> _Stored data_
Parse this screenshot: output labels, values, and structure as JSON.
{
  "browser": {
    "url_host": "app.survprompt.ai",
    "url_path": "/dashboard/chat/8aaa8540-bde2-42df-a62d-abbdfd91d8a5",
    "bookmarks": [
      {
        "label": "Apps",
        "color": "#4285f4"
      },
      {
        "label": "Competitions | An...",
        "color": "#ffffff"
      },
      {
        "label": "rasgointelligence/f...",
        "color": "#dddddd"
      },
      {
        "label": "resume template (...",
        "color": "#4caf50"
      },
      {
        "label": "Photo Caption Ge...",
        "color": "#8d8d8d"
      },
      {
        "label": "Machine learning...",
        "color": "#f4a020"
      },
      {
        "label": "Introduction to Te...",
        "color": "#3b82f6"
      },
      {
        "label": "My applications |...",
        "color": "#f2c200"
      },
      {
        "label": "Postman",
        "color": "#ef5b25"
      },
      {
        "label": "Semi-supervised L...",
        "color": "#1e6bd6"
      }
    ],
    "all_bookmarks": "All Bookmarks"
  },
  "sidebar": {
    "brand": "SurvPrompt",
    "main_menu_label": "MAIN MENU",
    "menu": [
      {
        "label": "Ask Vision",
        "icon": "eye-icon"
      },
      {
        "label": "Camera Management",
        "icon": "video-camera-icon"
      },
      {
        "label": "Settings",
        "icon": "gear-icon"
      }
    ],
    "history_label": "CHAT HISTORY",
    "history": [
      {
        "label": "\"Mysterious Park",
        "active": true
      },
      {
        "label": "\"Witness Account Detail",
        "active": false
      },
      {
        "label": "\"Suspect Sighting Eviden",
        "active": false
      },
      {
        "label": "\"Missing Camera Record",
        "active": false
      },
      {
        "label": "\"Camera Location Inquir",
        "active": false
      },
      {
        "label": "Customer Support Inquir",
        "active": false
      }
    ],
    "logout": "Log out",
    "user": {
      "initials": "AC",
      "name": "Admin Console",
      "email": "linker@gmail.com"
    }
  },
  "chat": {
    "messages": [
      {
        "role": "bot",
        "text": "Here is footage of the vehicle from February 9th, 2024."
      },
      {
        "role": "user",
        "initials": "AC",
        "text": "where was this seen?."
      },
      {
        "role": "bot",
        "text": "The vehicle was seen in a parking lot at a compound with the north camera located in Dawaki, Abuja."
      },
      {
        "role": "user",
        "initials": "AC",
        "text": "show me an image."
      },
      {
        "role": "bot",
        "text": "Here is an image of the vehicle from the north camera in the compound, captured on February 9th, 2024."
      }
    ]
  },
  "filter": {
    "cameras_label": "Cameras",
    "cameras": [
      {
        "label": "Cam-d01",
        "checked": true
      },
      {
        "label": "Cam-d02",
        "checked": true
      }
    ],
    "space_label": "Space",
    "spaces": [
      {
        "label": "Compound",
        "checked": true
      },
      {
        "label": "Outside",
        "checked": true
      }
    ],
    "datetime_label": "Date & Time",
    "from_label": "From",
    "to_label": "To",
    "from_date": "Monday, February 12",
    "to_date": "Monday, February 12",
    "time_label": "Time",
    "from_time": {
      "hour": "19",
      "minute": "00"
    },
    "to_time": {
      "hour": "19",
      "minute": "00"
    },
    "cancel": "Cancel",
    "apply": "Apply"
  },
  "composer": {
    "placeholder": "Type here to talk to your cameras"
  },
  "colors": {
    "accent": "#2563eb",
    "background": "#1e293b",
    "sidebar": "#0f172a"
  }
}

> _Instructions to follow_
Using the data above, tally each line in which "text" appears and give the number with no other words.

> _Answer space_
5